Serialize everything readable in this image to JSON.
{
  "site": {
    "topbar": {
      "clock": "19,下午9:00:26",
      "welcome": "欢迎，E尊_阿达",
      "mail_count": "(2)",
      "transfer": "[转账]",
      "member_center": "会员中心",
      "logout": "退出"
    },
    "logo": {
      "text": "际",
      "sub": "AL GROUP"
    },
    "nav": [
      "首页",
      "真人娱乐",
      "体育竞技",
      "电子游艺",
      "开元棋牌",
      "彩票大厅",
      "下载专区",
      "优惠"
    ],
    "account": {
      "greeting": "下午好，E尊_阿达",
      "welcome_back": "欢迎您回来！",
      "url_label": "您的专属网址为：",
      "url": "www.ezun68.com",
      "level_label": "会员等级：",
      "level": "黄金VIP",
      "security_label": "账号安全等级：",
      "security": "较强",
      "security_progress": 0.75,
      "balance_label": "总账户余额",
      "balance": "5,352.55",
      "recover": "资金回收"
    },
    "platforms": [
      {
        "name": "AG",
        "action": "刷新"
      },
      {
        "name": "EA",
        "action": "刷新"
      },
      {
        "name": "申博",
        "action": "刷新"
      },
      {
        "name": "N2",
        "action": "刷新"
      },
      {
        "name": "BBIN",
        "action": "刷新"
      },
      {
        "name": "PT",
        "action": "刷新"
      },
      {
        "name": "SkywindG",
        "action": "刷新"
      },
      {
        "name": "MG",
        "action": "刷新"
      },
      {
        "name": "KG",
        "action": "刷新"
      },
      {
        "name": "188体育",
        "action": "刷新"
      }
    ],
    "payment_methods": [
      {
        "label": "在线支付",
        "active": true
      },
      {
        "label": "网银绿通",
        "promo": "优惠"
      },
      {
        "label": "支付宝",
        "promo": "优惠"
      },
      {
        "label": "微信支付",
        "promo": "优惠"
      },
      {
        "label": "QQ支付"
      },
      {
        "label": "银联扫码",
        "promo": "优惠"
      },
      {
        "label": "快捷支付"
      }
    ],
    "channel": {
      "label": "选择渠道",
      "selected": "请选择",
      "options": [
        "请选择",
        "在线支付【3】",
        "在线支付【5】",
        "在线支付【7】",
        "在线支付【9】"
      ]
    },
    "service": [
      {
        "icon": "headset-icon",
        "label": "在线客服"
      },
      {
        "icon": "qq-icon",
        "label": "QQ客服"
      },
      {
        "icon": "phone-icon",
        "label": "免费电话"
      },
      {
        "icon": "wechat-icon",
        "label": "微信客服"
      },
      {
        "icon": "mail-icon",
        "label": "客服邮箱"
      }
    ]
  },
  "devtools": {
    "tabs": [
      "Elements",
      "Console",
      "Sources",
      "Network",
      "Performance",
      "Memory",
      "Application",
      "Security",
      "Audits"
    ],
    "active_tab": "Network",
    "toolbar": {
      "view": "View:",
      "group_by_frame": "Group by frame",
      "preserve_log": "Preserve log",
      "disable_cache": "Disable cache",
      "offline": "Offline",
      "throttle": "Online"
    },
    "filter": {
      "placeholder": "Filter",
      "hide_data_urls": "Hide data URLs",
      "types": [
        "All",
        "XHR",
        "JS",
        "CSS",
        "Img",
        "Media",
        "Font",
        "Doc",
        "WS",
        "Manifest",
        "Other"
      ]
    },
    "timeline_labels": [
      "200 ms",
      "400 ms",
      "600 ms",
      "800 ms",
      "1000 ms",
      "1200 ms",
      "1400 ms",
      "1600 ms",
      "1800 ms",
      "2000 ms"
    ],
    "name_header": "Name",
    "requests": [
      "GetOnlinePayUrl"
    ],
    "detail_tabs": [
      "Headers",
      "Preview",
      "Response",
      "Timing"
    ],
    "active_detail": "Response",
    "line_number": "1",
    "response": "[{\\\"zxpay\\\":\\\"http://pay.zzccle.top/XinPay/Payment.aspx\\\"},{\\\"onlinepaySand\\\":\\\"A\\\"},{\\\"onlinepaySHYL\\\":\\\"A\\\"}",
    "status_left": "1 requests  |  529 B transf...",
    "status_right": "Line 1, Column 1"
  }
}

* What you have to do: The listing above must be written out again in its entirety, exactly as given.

* Solution to the problem:
Serialize everything readable in this image to JSON.
{
  "site": {
    "topbar": {
      "clock": "19,下午9:00:26",
      "welcome": "欢迎，E尊_阿达",
      "mail_count": "(2)",
      "transfer": "[转账]",
      "member_center": "会员中心",
      "logout": "退出"
    },
    "logo": {
      "text": "际",
      "sub": "AL GROUP"
    },
    "nav": [
      "首页",
      "真人娱乐",
      "体育竞技",
      "电子游艺",
      "开元棋牌",
      "彩票大厅",
      "下载专区",
      "优惠"
    ],
    "account": {
      "greeting": "下午好，E尊_阿达",
      "welcome_back": "欢迎您回来！",
      "url_label": "您的专属网址为：",
      "url": "www.ezun68.com",
      "level_label": "会员等级：",
      "level": "黄金VIP",
      "security_label": "账号安全等级：",
      "security": "较强",
      "security_progress": 0.75,
      "balance_label": "总账户余额",
      "balance": "5,352.55",
      "recover": "资金回收"
    },
    "platforms": [
      {
        "name": "AG",
        "action": "刷新"
      },
      {
        "name": "EA",
        "action": "刷新"
      },
      {
        "name": "申博",
        "action": "刷新"
      },
      {
        "name": "N2",
        "action": "刷新"
      },
      {
        "name": "BBIN",
        "action": "刷新"
      },
      {
        "name": "PT",
        "action": "刷新"
      },
      {
        "name": "SkywindG",
        "action": "刷新"
      },
      {
        "name": "MG",
        "action": "刷新"
      },
      {
        "name": "KG",
        "action": "刷新"
      },
      {
        "name": "188体育",
        "action": "刷新"
      }
    ],
    "payment_methods": [
      {
        "label": "在线支付",
        "active": true
      },
      {
        "label": "网银绿通",
        "promo": "优惠"
      },
      {
        "label": "支付宝",
        "promo": "优惠"
      },
      {
        "label": "微信支付",
        "promo": "优惠"
      },
      {
        "label": "QQ支付"
      },
      {
        "label": "银联扫码",
        "promo": "优惠"
      },
      {
        "label": "快捷支付"
      }
    ],
    "channel": {
      "label": "选择渠道",
      "selected": "请选择",
      "options": [
        "请选择",
        "在线支付【3】",
        "在线支付【5】",
        "在线支付【7】",
        "在线支付【9】"
      ]
    },
    "service": [
      {
        "icon": "headset-icon",
        "label": "在线客服"
      },
      {
        "icon": "qq-icon",
        "label": "QQ客服"
      },
      {
        "icon": "phone-icon",
        "label": "免费电话"
      },
      {
        "icon": "wechat-icon",
        "label": "微信客服"
      },
      {
        "icon": "mail-icon",
        "label": "客服邮箱"
      }
    ]
  },
  "devtools": {
    "tabs": [
      "Elements",
      "Console",
      "Sources",
      "Network",
      "Performance",
      "Memory",
      "Application",
      "Security",
      "Audits"
    ],
    "active_tab": "Network",
    "toolbar": {
      "view": "View:",
      "group_by_frame": "Group by frame",
      "preserve_log": "Preserve log",
      "disable_cache": "Disable cache",
      "offline": "Offline",
      "throttle": "Online"
    },
    "filter": {
      "placeholder": "Filter",
      "hide_data_urls": "Hide data URLs",
      "types": [
        "All",
        "XHR",
        "JS",
        "CSS",
        "Img",
        "Media",
        "Font",
        "Doc",
        "WS",
        "Manifest",
        "Other"
      ]
    },
    "timeline_labels": [
      "200 ms",
      "400 ms",
      "600 ms",
      "800 ms",
      "1000 ms",
      "1200 ms",
      "1400 ms",
      "1600 ms",
      "1800 ms",
      "2000 ms"
    ],
    "name_header": "Name",
    "requests": [
      "GetOnlinePayUrl"
    ],
    "detail_tabs": [
      "Headers",
      "Preview",
      "Response",
      "Timing"
    ],
    "active_detail": "Response",
    "line_number": "1",
    "response": "[{\\\"zxpay\\\":\\\"http://pay.zzccle.top/XinPay/Payment.aspx\\\"},{\\\"onlinepaySand\\\":\\\"A\\\"},{\\\"onlinepaySHYL\\\":\\\"A\\\"}",
    "status_left": "1 requests  |  529 B transf...",
    "status_right": "Line 1, Column 1"
  }
}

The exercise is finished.